Last Friday the music world lost another pioneer. “MCA”, otherwise known as Adam Yauch, of the Beastie Boys died at age 47 after a near three-year battle with cancer. http://www.sfgate.com/cgi-bin/article.cgi?f=/g/a/2012/05/04/bloomberg_articlesM3IFRL0D9L3501-M3IJU.DTL Wow, this one really hit home. MCA was my age & the Beastie Boys were my generation. (No Sleep till Brooklyn was a requirement for my frequent drives between Boston and NYC.) And when I need a shift in energy, the Beastie Boys are guaranteed to deliver.
Today one of my favorite canine friends & co-workers, Sydney, lost her lengthy battle with canine cancer. Each of us is affected by cancer, whether we realize it or not. Sometimes it is a loved one, family member, or friend who has been diagnosed with cancer. Sometimes it is a musician/producer/director whose work we admired or a pet whom we’ve loved.
The National Cancer Institute estimates that in 2012 there will be 1500 deaths per day as a result of cancer. Cancer has become so prevalent in our culture that the New York Times has a dedicated blogger, Suleika Jaouad, who posts weekly about her battle with leukemia. http://well.blogs.nytimes.com/tag/suleika-jaouad/
Recently, in addition to seeing clients in my private psychotherapy practice, I began offering counseling services through the Cancer Support Community, an international non-profit organization that is dedicated to providing support, education, and hope to people affected by cancer – http://www.cancersupportcommunity.org/ . As a result, I am faced with issues related to cancer on a daily basis. Initially, I was concerned about the impact of counseling cancer patients and how it would impact my own psyche and well-being. I was concerned that in addition to being satisfying work it might also feel depressing and overwhelming. What I’ve discovered is that my concern was unfounded. While the people I counsel have unimaginable stories of sorrow and struggle, they also have inspiring stories of courage, human kindness, generosity, and love. Rather than getting off the phone feeling drained or depleted I feel inspired, energized, and most importantly, grateful.

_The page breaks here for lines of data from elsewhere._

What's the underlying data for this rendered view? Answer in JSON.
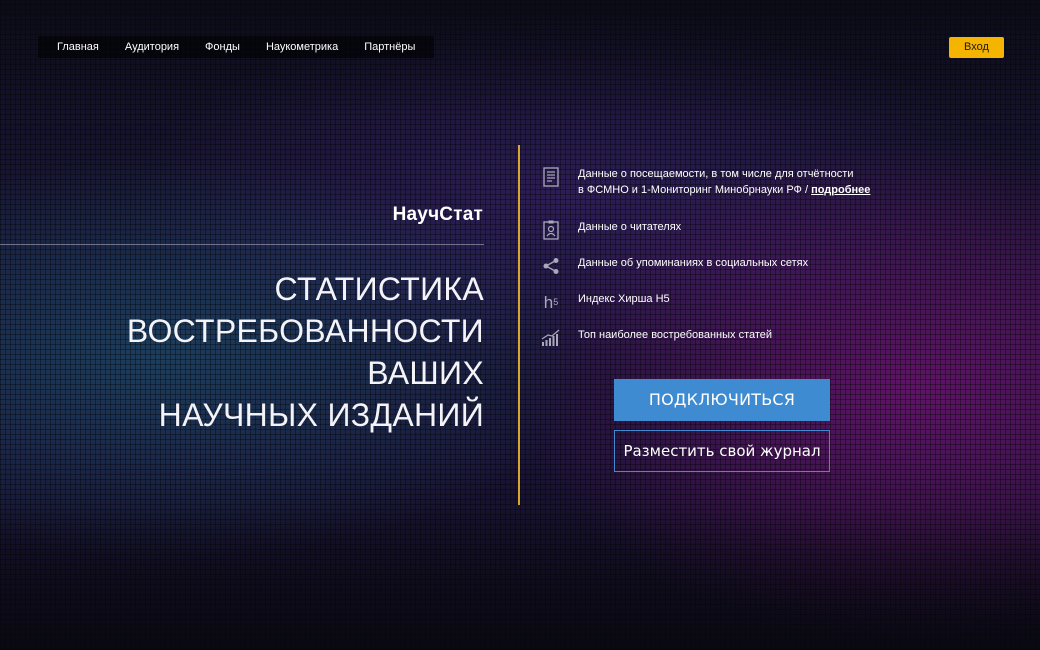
{
  "nav": {
    "items": [
      {
        "label": "Главная"
      },
      {
        "label": "Аудитория"
      },
      {
        "label": "Фонды"
      },
      {
        "label": "Наукометрика"
      },
      {
        "label": "Партнёры"
      }
    ],
    "login_label": "Вход"
  },
  "hero": {
    "brand": "НаучСтат",
    "headline_lines": [
      "СТАТИСТИКА",
      "ВОСТРЕБОВАННОСТИ",
      "ВАШИХ",
      "НАУЧНЫХ ИЗДАНИЙ"
    ]
  },
  "features": [
    {
      "icon": "document-icon",
      "line1": "Данные о посещаемости, в том числе для отчётности",
      "line2": "в ФСМНО и 1-Мониторинг Минобрнауки РФ / ",
      "link": "подробнее"
    },
    {
      "icon": "id-badge-icon",
      "text": "Данные о читателях"
    },
    {
      "icon": "share-icon",
      "text": "Данные об упоминаниях в социальных сетях"
    },
    {
      "icon": "h5-icon",
      "icon_text": "h",
      "icon_sup": "5",
      "text": "Индекс Хирша H5"
    },
    {
      "icon": "growth-chart-icon",
      "text": "Топ наиболее востребованных статей"
    }
  ],
  "actions": {
    "connect_label": "ПОДКЛЮЧИТЬСЯ",
    "place_journal_label": "Разместить свой журнал"
  },
  "colors": {
    "accent_yellow": "#f5b400",
    "divider_gold": "#d7a531",
    "button_blue": "#3f8bd1"
  }
}
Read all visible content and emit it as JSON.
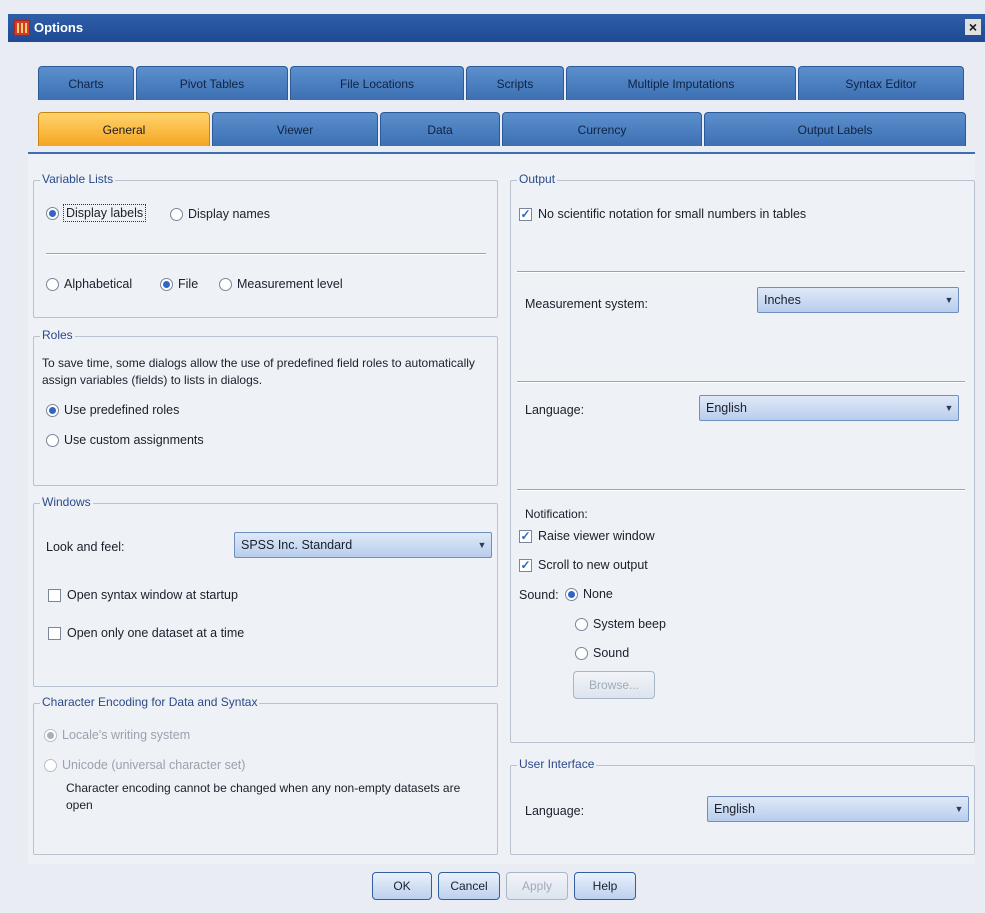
{
  "window": {
    "title": "Options",
    "close_label": "×"
  },
  "tabs_top": [
    "Charts",
    "Pivot Tables",
    "File Locations",
    "Scripts",
    "Multiple Imputations",
    "Syntax Editor"
  ],
  "tabs_bottom": [
    "General",
    "Viewer",
    "Data",
    "Currency",
    "Output Labels"
  ],
  "active_tab": "General",
  "variable_lists": {
    "legend": "Variable Lists",
    "display_labels": "Display labels",
    "display_names": "Display names",
    "alphabetical": "Alphabetical",
    "file": "File",
    "measurement_level": "Measurement level"
  },
  "roles": {
    "legend": "Roles",
    "description": "To save time, some dialogs allow the use of predefined field roles to automatically assign variables (fields) to lists in dialogs.",
    "use_predefined": "Use predefined roles",
    "use_custom": "Use custom assignments"
  },
  "windows": {
    "legend": "Windows",
    "look_label": "Look and feel:",
    "look_value": "SPSS Inc. Standard",
    "open_syntax": "Open syntax window at startup",
    "open_one_dataset": "Open only one dataset at a time"
  },
  "encoding": {
    "legend": "Character Encoding for Data and Syntax",
    "locale": "Locale's writing system",
    "unicode": "Unicode (universal character set)",
    "note": "Character encoding cannot be changed when any non-empty datasets are open"
  },
  "output": {
    "legend": "Output",
    "no_sci": "No scientific notation for small numbers in tables",
    "measurement_label": "Measurement system:",
    "measurement_value": "Inches",
    "language_label": "Language:",
    "language_value": "English",
    "notification_label": "Notification:",
    "raise_viewer": "Raise viewer window",
    "scroll_output": "Scroll to new output",
    "sound_label": "Sound:",
    "sound_none": "None",
    "sound_beep": "System beep",
    "sound_sound": "Sound",
    "browse": "Browse..."
  },
  "ui": {
    "legend": "User Interface",
    "language_label": "Language:",
    "language_value": "English"
  },
  "buttons": {
    "ok": "OK",
    "cancel": "Cancel",
    "apply": "Apply",
    "help": "Help"
  }
}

How is it that people struggling with cancer and faced with life and death decisions are the ones who remind me most of the power of presence, the gift of gratitude, and the comfort of compassion?
Obviously not everyone battling cancer is generous, kind, and open-hearted. Some of the people I counsel are hurt, angry and unhappy. Yet, somehow, regardless of whom I’m speaking to I am reminded that presence, gratitude, and compassion are choices and we can choose to practice them, or not.